Task prompt
Find the word "policy" below. Copy each line that has it.

Data shown

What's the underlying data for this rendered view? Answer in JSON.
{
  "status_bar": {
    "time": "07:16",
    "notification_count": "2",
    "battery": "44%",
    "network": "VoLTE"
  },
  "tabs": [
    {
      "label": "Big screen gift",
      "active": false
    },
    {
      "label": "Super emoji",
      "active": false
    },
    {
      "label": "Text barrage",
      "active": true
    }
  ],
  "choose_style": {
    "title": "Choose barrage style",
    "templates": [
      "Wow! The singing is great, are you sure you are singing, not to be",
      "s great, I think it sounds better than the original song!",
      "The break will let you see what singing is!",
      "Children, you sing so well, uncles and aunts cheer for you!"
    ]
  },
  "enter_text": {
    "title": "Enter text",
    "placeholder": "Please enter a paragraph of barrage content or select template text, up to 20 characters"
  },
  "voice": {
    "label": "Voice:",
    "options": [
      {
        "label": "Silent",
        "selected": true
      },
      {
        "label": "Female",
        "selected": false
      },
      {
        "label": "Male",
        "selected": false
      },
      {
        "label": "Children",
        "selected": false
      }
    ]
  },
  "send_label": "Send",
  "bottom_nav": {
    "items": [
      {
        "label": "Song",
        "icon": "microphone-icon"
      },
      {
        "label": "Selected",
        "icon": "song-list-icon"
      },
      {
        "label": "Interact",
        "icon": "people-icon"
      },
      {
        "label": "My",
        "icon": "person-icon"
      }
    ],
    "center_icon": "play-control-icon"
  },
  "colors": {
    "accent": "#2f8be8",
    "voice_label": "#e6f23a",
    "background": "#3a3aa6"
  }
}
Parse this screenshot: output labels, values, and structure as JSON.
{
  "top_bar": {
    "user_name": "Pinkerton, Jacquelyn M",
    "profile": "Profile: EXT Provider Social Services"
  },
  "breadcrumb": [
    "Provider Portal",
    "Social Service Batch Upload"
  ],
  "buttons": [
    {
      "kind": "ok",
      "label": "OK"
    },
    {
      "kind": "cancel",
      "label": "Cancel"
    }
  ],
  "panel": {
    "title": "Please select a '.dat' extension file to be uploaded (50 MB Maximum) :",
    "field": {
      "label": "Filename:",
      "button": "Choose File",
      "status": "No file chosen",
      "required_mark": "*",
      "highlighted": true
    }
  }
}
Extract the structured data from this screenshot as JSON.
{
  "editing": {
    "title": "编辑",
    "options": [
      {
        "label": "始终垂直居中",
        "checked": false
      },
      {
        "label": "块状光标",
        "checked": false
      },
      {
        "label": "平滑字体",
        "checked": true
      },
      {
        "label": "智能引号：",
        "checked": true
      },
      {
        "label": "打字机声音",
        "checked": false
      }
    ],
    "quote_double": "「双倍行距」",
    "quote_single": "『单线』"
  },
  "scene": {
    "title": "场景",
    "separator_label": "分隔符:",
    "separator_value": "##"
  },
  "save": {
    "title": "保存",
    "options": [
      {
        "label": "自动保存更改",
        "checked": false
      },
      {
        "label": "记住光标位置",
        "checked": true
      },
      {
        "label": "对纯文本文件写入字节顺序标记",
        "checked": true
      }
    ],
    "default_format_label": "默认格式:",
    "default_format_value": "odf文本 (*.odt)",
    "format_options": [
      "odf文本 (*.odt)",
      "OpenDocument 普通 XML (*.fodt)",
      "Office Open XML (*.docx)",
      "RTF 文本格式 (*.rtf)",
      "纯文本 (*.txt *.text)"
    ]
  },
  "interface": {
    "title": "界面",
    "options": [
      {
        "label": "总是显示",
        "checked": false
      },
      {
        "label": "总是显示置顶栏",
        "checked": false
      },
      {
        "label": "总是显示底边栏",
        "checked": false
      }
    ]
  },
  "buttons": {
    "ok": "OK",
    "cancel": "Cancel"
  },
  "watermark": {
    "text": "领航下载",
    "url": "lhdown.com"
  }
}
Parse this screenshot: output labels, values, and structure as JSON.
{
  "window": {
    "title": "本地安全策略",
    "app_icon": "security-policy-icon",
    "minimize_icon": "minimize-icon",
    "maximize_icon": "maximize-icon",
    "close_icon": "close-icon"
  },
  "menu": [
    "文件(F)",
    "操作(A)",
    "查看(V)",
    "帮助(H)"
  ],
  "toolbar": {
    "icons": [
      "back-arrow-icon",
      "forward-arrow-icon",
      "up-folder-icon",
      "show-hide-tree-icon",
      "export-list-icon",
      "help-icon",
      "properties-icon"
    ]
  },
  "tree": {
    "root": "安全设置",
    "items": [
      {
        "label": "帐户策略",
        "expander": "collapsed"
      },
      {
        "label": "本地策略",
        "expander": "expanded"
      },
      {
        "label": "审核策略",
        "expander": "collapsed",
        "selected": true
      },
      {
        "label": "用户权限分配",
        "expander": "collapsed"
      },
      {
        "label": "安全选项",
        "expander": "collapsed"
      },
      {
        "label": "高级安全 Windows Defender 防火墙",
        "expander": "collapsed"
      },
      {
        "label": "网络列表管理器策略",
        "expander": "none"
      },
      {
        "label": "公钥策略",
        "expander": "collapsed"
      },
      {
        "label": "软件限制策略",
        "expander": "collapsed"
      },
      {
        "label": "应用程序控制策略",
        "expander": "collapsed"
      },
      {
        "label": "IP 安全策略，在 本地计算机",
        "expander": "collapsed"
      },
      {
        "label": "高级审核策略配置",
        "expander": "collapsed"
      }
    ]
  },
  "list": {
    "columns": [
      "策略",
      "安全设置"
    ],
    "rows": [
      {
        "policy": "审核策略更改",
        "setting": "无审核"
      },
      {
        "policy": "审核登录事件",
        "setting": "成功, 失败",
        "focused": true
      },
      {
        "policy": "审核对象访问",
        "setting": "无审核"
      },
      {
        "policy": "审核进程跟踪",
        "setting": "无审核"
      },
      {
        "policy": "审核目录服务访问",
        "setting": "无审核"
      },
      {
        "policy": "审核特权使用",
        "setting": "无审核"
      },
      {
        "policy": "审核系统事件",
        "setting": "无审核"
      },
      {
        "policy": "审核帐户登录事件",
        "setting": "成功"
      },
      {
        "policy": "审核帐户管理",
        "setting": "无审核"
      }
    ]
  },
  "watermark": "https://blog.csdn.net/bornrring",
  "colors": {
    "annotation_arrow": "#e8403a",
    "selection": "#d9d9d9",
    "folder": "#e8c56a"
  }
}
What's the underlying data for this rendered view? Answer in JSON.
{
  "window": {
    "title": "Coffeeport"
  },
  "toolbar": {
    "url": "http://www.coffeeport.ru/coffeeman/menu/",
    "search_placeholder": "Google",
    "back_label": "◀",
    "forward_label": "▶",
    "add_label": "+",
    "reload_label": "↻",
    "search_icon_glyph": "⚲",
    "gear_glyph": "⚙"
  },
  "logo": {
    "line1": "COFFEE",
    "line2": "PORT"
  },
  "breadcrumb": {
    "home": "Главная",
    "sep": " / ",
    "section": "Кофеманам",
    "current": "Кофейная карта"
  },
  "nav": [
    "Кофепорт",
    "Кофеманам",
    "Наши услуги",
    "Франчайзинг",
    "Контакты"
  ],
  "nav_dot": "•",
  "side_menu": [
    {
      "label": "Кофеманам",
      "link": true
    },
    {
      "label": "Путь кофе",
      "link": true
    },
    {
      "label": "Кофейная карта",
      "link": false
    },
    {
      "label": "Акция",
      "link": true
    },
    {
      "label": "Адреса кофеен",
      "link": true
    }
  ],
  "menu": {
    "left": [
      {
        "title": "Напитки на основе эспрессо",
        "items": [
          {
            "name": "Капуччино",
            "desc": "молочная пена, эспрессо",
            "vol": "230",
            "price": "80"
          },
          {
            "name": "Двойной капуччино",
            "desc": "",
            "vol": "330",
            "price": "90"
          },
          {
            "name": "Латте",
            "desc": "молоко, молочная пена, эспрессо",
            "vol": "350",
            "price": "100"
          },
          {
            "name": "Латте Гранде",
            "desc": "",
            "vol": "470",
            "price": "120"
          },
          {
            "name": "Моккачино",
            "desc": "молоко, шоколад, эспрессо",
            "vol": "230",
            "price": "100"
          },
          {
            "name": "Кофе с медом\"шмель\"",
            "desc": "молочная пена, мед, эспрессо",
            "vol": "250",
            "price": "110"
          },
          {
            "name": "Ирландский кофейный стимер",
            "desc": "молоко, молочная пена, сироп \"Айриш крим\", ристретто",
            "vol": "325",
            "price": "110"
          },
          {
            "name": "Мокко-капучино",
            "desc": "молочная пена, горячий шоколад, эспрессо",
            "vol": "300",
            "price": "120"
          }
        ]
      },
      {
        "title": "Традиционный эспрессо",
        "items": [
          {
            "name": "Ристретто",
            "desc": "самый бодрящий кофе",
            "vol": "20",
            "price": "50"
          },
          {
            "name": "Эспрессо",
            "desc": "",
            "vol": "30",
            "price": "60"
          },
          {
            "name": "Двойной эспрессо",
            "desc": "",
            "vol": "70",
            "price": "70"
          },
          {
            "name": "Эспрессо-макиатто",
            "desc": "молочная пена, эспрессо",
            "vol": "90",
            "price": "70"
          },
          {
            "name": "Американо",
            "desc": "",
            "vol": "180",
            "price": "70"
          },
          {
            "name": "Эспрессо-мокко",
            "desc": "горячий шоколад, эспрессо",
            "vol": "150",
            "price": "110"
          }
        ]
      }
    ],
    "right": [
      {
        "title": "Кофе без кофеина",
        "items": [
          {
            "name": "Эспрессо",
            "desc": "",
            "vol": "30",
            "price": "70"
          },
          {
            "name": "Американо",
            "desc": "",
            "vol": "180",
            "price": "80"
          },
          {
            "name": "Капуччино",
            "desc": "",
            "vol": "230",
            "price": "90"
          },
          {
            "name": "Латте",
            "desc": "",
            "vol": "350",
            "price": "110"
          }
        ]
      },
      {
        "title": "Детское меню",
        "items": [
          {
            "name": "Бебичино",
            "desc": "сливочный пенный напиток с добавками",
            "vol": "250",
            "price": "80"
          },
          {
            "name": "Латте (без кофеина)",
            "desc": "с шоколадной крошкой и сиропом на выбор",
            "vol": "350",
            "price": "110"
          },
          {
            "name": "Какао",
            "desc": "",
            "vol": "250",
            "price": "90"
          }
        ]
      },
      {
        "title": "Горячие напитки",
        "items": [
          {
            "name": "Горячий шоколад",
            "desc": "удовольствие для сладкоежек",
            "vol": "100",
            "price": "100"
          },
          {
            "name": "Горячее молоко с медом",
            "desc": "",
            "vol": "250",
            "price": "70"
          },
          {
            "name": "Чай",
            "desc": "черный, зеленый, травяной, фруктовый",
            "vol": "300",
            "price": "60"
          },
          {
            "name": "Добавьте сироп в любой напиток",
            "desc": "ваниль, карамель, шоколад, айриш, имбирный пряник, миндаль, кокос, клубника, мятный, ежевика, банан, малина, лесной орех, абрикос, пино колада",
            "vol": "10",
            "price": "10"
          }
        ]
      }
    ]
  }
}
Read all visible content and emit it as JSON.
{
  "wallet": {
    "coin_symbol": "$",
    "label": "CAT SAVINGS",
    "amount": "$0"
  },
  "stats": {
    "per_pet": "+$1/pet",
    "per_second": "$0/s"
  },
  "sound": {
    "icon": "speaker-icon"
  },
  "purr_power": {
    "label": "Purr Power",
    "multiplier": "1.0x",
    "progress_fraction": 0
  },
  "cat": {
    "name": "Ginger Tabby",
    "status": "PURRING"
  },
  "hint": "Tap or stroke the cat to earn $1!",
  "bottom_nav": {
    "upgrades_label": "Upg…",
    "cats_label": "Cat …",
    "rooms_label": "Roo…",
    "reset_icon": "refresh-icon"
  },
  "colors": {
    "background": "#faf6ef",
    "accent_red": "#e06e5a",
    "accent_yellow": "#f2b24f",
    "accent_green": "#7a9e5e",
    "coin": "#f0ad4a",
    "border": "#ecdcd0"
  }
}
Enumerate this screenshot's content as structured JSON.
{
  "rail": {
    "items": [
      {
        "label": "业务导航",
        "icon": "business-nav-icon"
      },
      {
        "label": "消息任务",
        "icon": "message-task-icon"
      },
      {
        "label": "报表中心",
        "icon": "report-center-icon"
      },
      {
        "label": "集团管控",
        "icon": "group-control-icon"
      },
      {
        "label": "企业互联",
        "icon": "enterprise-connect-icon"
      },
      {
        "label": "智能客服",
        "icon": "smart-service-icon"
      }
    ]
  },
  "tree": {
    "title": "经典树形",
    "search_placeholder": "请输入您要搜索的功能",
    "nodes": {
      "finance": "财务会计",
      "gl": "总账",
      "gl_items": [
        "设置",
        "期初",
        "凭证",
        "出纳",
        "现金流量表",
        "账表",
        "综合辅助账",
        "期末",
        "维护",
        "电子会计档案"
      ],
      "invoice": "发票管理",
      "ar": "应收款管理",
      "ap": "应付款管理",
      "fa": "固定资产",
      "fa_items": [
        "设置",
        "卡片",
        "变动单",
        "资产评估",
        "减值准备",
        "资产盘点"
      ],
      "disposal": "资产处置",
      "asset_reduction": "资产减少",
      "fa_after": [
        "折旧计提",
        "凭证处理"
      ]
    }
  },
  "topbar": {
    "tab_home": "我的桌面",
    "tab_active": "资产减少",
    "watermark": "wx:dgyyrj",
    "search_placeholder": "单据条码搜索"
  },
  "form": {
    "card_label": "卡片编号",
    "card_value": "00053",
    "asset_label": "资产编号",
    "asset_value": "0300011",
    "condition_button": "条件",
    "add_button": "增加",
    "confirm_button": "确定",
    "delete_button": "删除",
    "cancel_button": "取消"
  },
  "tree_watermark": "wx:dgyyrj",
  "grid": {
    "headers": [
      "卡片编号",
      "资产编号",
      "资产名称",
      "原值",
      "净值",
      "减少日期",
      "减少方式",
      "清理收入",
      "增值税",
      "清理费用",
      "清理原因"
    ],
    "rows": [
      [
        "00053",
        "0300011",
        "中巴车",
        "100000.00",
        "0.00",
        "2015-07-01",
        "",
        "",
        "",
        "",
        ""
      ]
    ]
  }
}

Exercise response
    "app_icon": "security-policy-icon",
        "policy": "审核策略更改",
        "policy": "审核登录事件",
        "policy": "审核对象访问",
        "policy": "审核进程跟踪",
        "policy": "审核目录服务访问",
        "policy": "审核特权使用",
        "policy": "审核系统事件",
        "policy": "审核帐户登录事件",
        "policy": "审核帐户管理",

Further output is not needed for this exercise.